The study was initiated last year when the Alberta Ministry of Agriculture, Forestry and Rural Development approached Alberta Beef Producers, Alberta Cattle Feeders’ Association, and the Canadian Cattle Association.
The focus of the study is to look at the apparent lack of packing capacity to build resiliency through the beef supply chain.
Since COVID 19 and the challenges in the supply chain a number of key risk factors have been brought to the forefront.
Melanie Wowk, Chair of the Alberta Beef Producers says hopefully it's going to help industry and government understand the best approach to diversity, and how to build some capacity and resiliency in the meat processing sector.
"We're also trying to get some information, addressing concerns around price discrepancy and transparency. It's something we've been asking for and hopefully this study will get us some answers. "
She says they want to come to government with some solutions as to how we can get some of the profit trickling down the chain a little bit better than it has been.
The beef competitiveness study has three key components.
1) Provide a better understanding of the barriers to entry and expansion for the packing sector.
2) Address confidentiality concerns through price transparency in Canadian boxed beef prices.
3) Provide a literature review of the price discovery conversations around fed cattle in North America, including an evaluation of U.S. proposals in the Canadian context.
Focusing on price discovery and transparency the Alberta beef industry is hoping to identify which data should be reported at each stage of production, and highlighting potential interventions when margins become excessive.
Wowk says Alberta's Beef Competitiveness Study was initiated a year ago and is expected to be completed by the end of November.
Meantime, the Saskatchewan Stock Growers Association has called on the federal and provincial governments to conduct a pricing investigation to address the significant imbalance in cattle and beef pricing markets.
SSGA President Garner Deobald says ranchers and feedlots are operating at a loss, forcing many ag businesses to make the difficult decision to reduce their cattle numbers or even exit the business.
In citing the need for an investigation Deobald pointed out that both packers and retailers are reporting strong profits as consumer demand and willingness to pay higher prices for beef products remains strong.
"Producers are tired of working so hard for little or no return on investment."
Callum Sears, President of the Western Stock Growers Association says this is simply not sustainable.

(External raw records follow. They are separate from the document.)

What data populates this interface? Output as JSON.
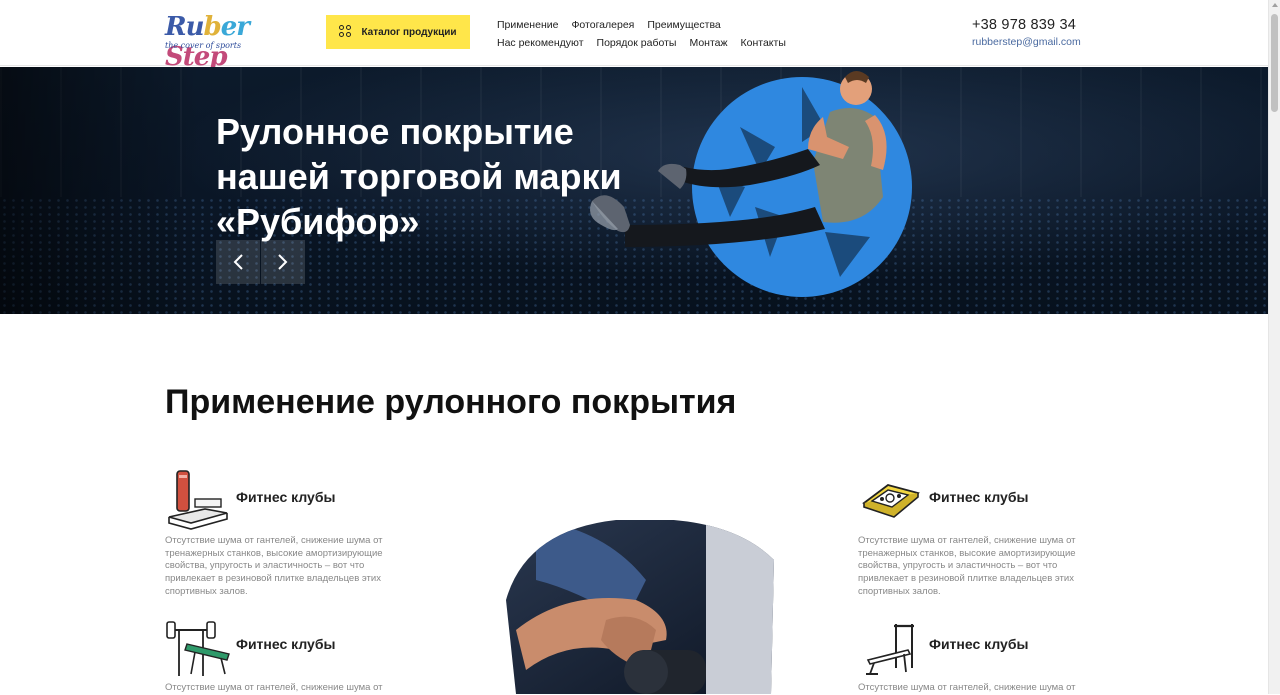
{
  "header": {
    "logo": {
      "word_parts": [
        "Ru",
        "b",
        "er ",
        "Step"
      ],
      "tagline": "the cover of sports"
    },
    "catalog_button": {
      "label": "Каталог продукции",
      "icon": "grid-circles-icon",
      "color": "#ffe64a"
    },
    "nav_row1": [
      "Применение",
      "Фотогалерея",
      "Преимущества"
    ],
    "nav_row2": [
      "Нас рекомендуют",
      "Порядок работы",
      "Монтаж",
      "Контакты"
    ],
    "phone": "+38 978 839 34",
    "email": "rubberstep@gmail.com"
  },
  "hero": {
    "title_lines": [
      "Рулонное покрытие",
      "нашей торговой марки",
      "«Рубифор»"
    ],
    "prev_icon": "chevron-left-icon",
    "next_icon": "chevron-right-icon",
    "accent_color": "#2f88e0"
  },
  "section": {
    "title": "Применение рулонного покрытия",
    "features": [
      {
        "title": "Фитнес клубы",
        "icon": "step-platform-icon",
        "text": "Отсутствие шума от гантелей, снижение шума от тренажерных станков, высокие амортизирующие свойства, упругость и эластичность – вот что привлекает в резиновой плитке владельцев этих спортивных залов."
      },
      {
        "title": "Фитнес клубы",
        "icon": "weight-plate-tile-icon",
        "text": "Отсутствие шума от гантелей, снижение шума от тренажерных станков, высокие амортизирующие свойства, упругость и эластичность – вот что привлекает в резиновой плитке владельцев этих спортивных залов."
      },
      {
        "title": "Фитнес клубы",
        "icon": "bench-press-icon",
        "text": "Отсутствие шума от гантелей, снижение шума от"
      },
      {
        "title": "Фитнес клубы",
        "icon": "weight-bench-icon",
        "text": "Отсутствие шума от гантелей, снижение шума от"
      }
    ]
  }
}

"Consumers are paying high prices without knowing the breakdown of where their dollars are going. This is a disservice to both the consumer and the beef producer."
Sears notes as the cow herd shrinks, there is increased conversion and a loss of all the services grasslands provide.
"Biodiversity, habitat for wildlife including species at risk, water cycle regulation (storage and purification), and carbon sequestration."
Sears notes Alberta's Competitiveness Study could help inform the discussion.
"But we would like to see action starting before then, like yesterday. "
He adds they look forward to seeing the results of an investigation and would like to see other provinces ask for the same.